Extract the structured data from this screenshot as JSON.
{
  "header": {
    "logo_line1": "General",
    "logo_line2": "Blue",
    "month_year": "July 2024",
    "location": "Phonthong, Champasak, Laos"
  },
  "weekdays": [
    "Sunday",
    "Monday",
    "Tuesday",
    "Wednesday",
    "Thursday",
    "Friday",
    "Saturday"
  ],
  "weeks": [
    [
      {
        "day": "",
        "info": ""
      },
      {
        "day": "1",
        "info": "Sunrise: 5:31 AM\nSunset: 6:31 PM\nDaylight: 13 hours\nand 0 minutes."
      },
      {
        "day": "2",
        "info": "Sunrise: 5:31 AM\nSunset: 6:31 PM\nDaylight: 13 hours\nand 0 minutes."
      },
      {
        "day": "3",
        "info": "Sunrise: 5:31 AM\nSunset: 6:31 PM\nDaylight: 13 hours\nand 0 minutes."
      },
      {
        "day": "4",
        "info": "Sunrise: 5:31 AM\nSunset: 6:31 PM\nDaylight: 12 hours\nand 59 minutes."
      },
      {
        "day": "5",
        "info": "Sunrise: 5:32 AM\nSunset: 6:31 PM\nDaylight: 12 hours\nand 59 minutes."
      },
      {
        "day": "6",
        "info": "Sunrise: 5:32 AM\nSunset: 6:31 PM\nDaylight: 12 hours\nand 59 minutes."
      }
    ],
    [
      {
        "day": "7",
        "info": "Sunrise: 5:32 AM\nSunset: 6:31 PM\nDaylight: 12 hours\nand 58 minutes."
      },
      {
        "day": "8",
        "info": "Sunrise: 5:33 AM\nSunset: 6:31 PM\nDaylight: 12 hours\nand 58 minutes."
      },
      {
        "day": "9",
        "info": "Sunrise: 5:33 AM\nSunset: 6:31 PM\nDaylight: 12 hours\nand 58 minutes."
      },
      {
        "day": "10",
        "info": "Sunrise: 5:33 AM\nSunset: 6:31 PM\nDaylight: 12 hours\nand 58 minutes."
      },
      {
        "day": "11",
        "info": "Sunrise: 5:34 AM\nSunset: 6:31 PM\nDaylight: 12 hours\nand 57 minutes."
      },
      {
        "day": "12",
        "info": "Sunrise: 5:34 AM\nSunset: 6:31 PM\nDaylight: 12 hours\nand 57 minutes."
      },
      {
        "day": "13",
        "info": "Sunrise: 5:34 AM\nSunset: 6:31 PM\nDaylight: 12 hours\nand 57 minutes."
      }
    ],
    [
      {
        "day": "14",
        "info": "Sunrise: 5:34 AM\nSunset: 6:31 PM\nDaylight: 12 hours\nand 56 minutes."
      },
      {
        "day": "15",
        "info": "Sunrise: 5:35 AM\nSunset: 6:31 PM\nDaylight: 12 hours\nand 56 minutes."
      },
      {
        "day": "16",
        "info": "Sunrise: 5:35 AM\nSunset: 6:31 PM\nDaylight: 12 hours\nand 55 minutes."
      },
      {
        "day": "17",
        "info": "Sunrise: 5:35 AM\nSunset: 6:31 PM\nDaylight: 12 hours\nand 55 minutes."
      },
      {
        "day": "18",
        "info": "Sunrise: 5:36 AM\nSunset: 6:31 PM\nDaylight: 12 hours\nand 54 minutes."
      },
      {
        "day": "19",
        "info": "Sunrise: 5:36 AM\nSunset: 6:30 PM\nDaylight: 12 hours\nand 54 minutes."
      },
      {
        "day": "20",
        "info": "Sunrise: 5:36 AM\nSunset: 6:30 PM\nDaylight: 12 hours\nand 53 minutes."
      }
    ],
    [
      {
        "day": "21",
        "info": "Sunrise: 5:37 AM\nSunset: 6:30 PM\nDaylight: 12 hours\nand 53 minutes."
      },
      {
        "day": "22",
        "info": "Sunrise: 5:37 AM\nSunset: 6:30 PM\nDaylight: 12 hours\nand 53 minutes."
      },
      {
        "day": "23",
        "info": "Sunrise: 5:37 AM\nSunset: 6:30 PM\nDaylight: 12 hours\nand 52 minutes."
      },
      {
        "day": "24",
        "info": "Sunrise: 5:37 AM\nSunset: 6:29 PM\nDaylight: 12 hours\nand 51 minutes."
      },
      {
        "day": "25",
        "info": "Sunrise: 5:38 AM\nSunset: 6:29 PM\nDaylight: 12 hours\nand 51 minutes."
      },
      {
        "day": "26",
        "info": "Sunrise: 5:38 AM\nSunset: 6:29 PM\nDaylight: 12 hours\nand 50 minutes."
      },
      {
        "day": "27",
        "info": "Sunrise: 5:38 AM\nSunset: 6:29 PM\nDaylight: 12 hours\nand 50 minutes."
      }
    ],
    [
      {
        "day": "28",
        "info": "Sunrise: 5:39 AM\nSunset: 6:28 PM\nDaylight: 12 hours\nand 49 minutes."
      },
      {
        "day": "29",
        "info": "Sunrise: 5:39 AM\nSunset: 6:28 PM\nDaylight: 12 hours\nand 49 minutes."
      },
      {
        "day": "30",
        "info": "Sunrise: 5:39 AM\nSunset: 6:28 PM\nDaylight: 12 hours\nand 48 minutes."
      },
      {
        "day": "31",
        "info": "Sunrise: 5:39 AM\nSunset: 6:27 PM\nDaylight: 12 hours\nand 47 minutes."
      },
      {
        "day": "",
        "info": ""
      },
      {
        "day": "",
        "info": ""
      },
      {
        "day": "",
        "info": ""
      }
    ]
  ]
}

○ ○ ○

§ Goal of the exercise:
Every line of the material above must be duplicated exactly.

§ Exercise answer:
Extract the structured data from this screenshot as JSON.
{
  "header": {
    "logo_line1": "General",
    "logo_line2": "Blue",
    "month_year": "July 2024",
    "location": "Phonthong, Champasak, Laos"
  },
  "weekdays": [
    "Sunday",
    "Monday",
    "Tuesday",
    "Wednesday",
    "Thursday",
    "Friday",
    "Saturday"
  ],
  "weeks": [
    [
      {
        "day": "",
        "info": ""
      },
      {
        "day": "1",
        "info": "Sunrise: 5:31 AM\nSunset: 6:31 PM\nDaylight: 13 hours\nand 0 minutes."
      },
      {
        "day": "2",
        "info": "Sunrise: 5:31 AM\nSunset: 6:31 PM\nDaylight: 13 hours\nand 0 minutes."
      },
      {
        "day": "3",
        "info": "Sunrise: 5:31 AM\nSunset: 6:31 PM\nDaylight: 13 hours\nand 0 minutes."
      },
      {
        "day": "4",
        "info": "Sunrise: 5:31 AM\nSunset: 6:31 PM\nDaylight: 12 hours\nand 59 minutes."
      },
      {
        "day": "5",
        "info": "Sunrise: 5:32 AM\nSunset: 6:31 PM\nDaylight: 12 hours\nand 59 minutes."
      },
      {
        "day": "6",
        "info": "Sunrise: 5:32 AM\nSunset: 6:31 PM\nDaylight: 12 hours\nand 59 minutes."
      }
    ],
    [
      {
        "day": "7",
        "info": "Sunrise: 5:32 AM\nSunset: 6:31 PM\nDaylight: 12 hours\nand 58 minutes."
      },
      {
        "day": "8",
        "info": "Sunrise: 5:33 AM\nSunset: 6:31 PM\nDaylight: 12 hours\nand 58 minutes."
      },
      {
        "day": "9",
        "info": "Sunrise: 5:33 AM\nSunset: 6:31 PM\nDaylight: 12 hours\nand 58 minutes."
      },
      {
        "day": "10",
        "info": "Sunrise: 5:33 AM\nSunset: 6:31 PM\nDaylight: 12 hours\nand 58 minutes."
      },
      {
        "day": "11",
        "info": "Sunrise: 5:34 AM\nSunset: 6:31 PM\nDaylight: 12 hours\nand 57 minutes."
      },
      {
        "day": "12",
        "info": "Sunrise: 5:34 AM\nSunset: 6:31 PM\nDaylight: 12 hours\nand 57 minutes."
      },
      {
        "day": "13",
        "info": "Sunrise: 5:34 AM\nSunset: 6:31 PM\nDaylight: 12 hours\nand 57 minutes."
      }
    ],
    [
      {
        "day": "14",
        "info": "Sunrise: 5:34 AM\nSunset: 6:31 PM\nDaylight: 12 hours\nand 56 minutes."
      },
      {
        "day": "15",
        "info": "Sunrise: 5:35 AM\nSunset: 6:31 PM\nDaylight: 12 hours\nand 56 minutes."
      },
      {
        "day": "16",
        "info": "Sunrise: 5:35 AM\nSunset: 6:31 PM\nDaylight: 12 hours\nand 55 minutes."
      },
      {
        "day": "17",
        "info": "Sunrise: 5:35 AM\nSunset: 6:31 PM\nDaylight: 12 hours\nand 55 minutes."
      },
      {
        "day": "18",
        "info": "Sunrise: 5:36 AM\nSunset: 6:31 PM\nDaylight: 12 hours\nand 54 minutes."
      },
      {
        "day": "19",
        "info": "Sunrise: 5:36 AM\nSunset: 6:30 PM\nDaylight: 12 hours\nand 54 minutes."
      },
      {
        "day": "20",
        "info": "Sunrise: 5:36 AM\nSunset: 6:30 PM\nDaylight: 12 hours\nand 53 minutes."
      }
    ],
    [
      {
        "day": "21",
        "info": "Sunrise: 5:37 AM\nSunset: 6:30 PM\nDaylight: 12 hours\nand 53 minutes."
      },
      {
        "day": "22",
        "info": "Sunrise: 5:37 AM\nSunset: 6:30 PM\nDaylight: 12 hours\nand 53 minutes."
      },
      {
        "day": "23",
        "info": "Sunrise: 5:37 AM\nSunset: 6:30 PM\nDaylight: 12 hours\nand 52 minutes."
      },
      {
        "day": "24",
        "info": "Sunrise: 5:37 AM\nSunset: 6:29 PM\nDaylight: 12 hours\nand 51 minutes."
      },
      {
        "day": "25",
        "info": "Sunrise: 5:38 AM\nSunset: 6:29 PM\nDaylight: 12 hours\nand 51 minutes."
      },
      {
        "day": "26",
        "info": "Sunrise: 5:38 AM\nSunset: 6:29 PM\nDaylight: 12 hours\nand 50 minutes."
      },
      {
        "day": "27",
        "info": "Sunrise: 5:38 AM\nSunset: 6:29 PM\nDaylight: 12 hours\nand 50 minutes."
      }
    ],
    [
      {
        "day": "28",
        "info": "Sunrise: 5:39 AM\nSunset: 6:28 PM\nDaylight: 12 hours\nand 49 minutes."
      },
      {
        "day": "29",
        "info": "Sunrise: 5:39 AM\nSunset: 6:28 PM\nDaylight: 12 hours\nand 49 minutes."
      },
      {
        "day": "30",
        "info": "Sunrise: 5:39 AM\nSunset: 6:28 PM\nDaylight: 12 hours\nand 48 minutes."
      },
      {
        "day": "31",
        "info": "Sunrise: 5:39 AM\nSunset: 6:27 PM\nDaylight: 12 hours\nand 47 minutes."
      },
      {
        "day": "",
        "info": ""
      },
      {
        "day": "",
        "info": ""
      },
      {
        "day": "",
        "info": ""
      }
    ]
  ]
}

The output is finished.